--- REQUIRED WORK ---
Aside from the pictures, copy the listing exactly.
==== INPUT DATA ====
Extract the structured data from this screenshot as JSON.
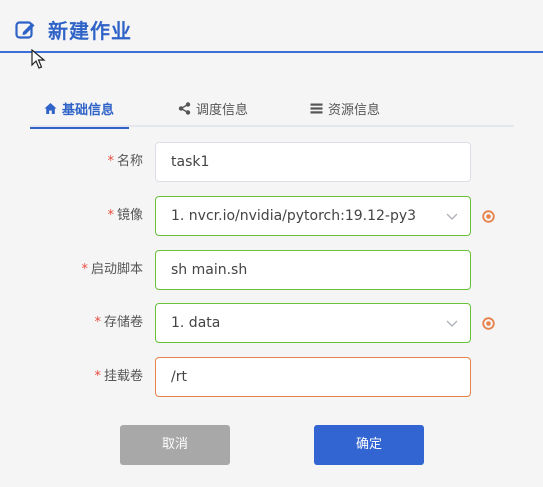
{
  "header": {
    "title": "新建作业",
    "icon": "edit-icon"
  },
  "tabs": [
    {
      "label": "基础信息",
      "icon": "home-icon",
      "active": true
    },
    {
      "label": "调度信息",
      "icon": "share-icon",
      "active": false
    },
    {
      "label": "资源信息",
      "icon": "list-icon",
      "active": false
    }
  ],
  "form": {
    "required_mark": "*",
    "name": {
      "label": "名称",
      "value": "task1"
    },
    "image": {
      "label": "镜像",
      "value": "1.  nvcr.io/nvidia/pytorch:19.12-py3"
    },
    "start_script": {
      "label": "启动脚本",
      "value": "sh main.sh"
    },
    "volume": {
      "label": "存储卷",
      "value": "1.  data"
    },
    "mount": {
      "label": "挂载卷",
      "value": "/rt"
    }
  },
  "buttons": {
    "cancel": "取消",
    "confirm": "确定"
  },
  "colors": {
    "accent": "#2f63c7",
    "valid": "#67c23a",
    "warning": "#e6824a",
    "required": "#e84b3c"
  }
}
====
--- WRITTEN REPLY ---
Extract the structured data from this screenshot as JSON.
{
  "header": {
    "title": "新建作业",
    "icon": "edit-icon"
  },
  "tabs": [
    {
      "label": "基础信息",
      "icon": "home-icon",
      "active": true
    },
    {
      "label": "调度信息",
      "icon": "share-icon",
      "active": false
    },
    {
      "label": "资源信息",
      "icon": "list-icon",
      "active": false
    }
  ],
  "form": {
    "required_mark": "*",
    "name": {
      "label": "名称",
      "value": "task1"
    },
    "image": {
      "label": "镜像",
      "value": "1.  nvcr.io/nvidia/pytorch:19.12-py3"
    },
    "start_script": {
      "label": "启动脚本",
      "value": "sh main.sh"
    },
    "volume": {
      "label": "存储卷",
      "value": "1.  data"
    },
    "mount": {
      "label": "挂载卷",
      "value": "/rt"
    }
  },
  "buttons": {
    "cancel": "取消",
    "confirm": "确定"
  },
  "colors": {
    "accent": "#2f63c7",
    "valid": "#67c23a",
    "warning": "#e6824a",
    "required": "#e84b3c"
  }
}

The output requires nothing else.